This is an interesting question, given the way in which Zora Neale Hurston organizes Their Eyes Were Watching God. The book itself begins where it ends; the story of Janie's growth and discovery is framed by her return to one of the places that she lived in her life. So, essentially, Janie feels very differently about her role when the book begins and when her story begins. If we look at this literally and talk about the way that Janie feels about her role in the town when the actual book begins, she is a mature, confident woman, and she doesn't really care much at all about what the other people in the town think. She says as much to her best friend Phoeby. When Phoeby wonders what she will tell people about where she has been, Janie replies, "Ah don't mean to bother wid tellin' 'em, nothin', Phoeby. 'Tain't worth de trouble" (6). She goes on to add "To start off wid, people like dem wastes up too much time puttin' they mouf on things they don't know nothin' about" (6).

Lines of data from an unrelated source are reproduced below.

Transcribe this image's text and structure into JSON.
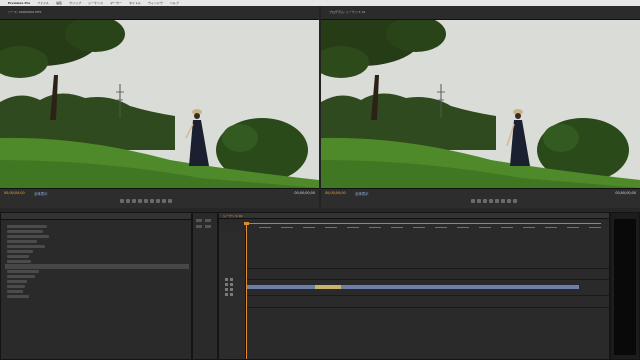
{
  "menubar": {
    "app": "Premiere Pro",
    "items": [
      "ファイル",
      "編集",
      "クリップ",
      "シーケンス",
      "マーカー",
      "タイトル",
      "ウィンドウ",
      "ヘルプ"
    ],
    "clock": ""
  },
  "source_monitor": {
    "title": "ソース: 00000000.MTS",
    "timecode": "00;00;00;00",
    "fit": "全体表示",
    "duration": "00;00;00;00"
  },
  "program_monitor": {
    "title": "プログラム: シーケンス 01",
    "timecode": "00;00;00;00",
    "fit": "全体表示",
    "duration": "00;00;00;00"
  },
  "project_panel": {
    "items": [
      "",
      "",
      "",
      "",
      "",
      "",
      "",
      "",
      "",
      "",
      "",
      "",
      "",
      "",
      "",
      "",
      "",
      "",
      "",
      ""
    ]
  },
  "timeline": {
    "tab": "シーケンス 01",
    "ruler_labels": [
      "",
      "",
      "",
      "",
      "",
      "",
      "",
      "",
      "",
      "",
      "",
      "",
      "",
      "",
      "",
      "",
      "",
      "",
      "",
      ""
    ],
    "video_clip": {
      "label": ""
    },
    "audio_clip": {
      "label": ""
    }
  },
  "colors": {
    "timecode": "#e6b33c",
    "fit_link": "#8fb6e8",
    "clip_video": "#6b7fa8",
    "clip_audio": "#5a7bb0",
    "playhead": "#e08a2e",
    "sky": "#d9dcd8",
    "grass": "#4f8a2a"
  },
  "icons": [
    "play-icon",
    "stop-icon",
    "step-back-icon",
    "step-forward-icon",
    "marker-icon",
    "in-point-icon",
    "out-point-icon",
    "insert-icon",
    "overwrite-icon",
    "export-frame-icon",
    "settings-icon"
  ]
}
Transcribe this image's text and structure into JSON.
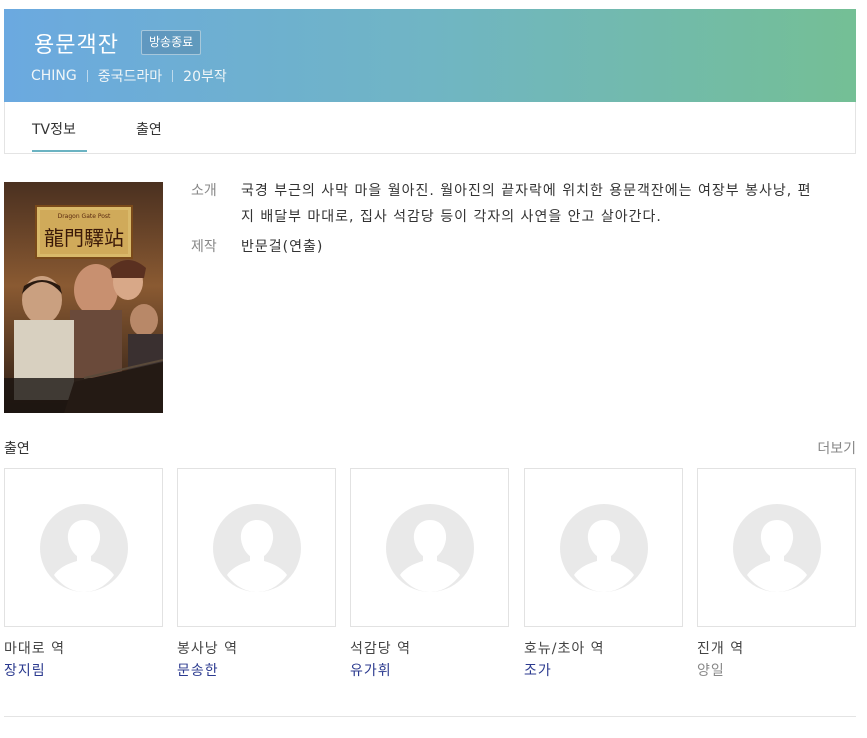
{
  "header": {
    "title": "용문객잔",
    "badge": "방송종료",
    "meta": [
      "CHING",
      "중국드라마",
      "20부작"
    ],
    "gradient_colors": [
      "#6ba9e0",
      "#74bf95"
    ]
  },
  "tabs": [
    {
      "label": "TV정보",
      "active": true
    },
    {
      "label": "출연",
      "active": false
    }
  ],
  "poster": {
    "alt": "용문객잔 포스터",
    "logo_text": "龍門驛站",
    "logo_subtitle": "Dragon Gate Post"
  },
  "info": {
    "intro_label": "소개",
    "intro_text": "국경 부근의 사막 마을 월아진. 월아진의 끝자락에 위치한 용문객잔에는 여장부 봉사낭, 편지 배달부 마대로, 집사 석감당 등이 각자의 사연을 안고 살아간다.",
    "production_label": "제작",
    "production_text": "반문걸(연출)"
  },
  "cast_section": {
    "title": "출연",
    "more_label": "더보기",
    "members": [
      {
        "role": "마대로 역",
        "actor": "장지림",
        "linked": true
      },
      {
        "role": "봉사낭 역",
        "actor": "문송한",
        "linked": true
      },
      {
        "role": "석감당 역",
        "actor": "유가휘",
        "linked": true
      },
      {
        "role": "호뉴/초아 역",
        "actor": "조가",
        "linked": true
      },
      {
        "role": "진개 역",
        "actor": "양일",
        "linked": false
      }
    ]
  }
}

However, if we look at the way that younger Janie feels about her role in the town when the story she tells to Phoebe begins, Janie is far less sure of herself, and she basically lives by the rules her grandmother sets forth. Deep inside, she longs for a strong connection to someone else who understands the transcendental feelings within her. Her inability to find this someone sends her through a number of marriages that make her second guess herself. Eventually, all of Janie's experiences help her to grow into the confident, self-realized woman that the reader meets at the start of the book.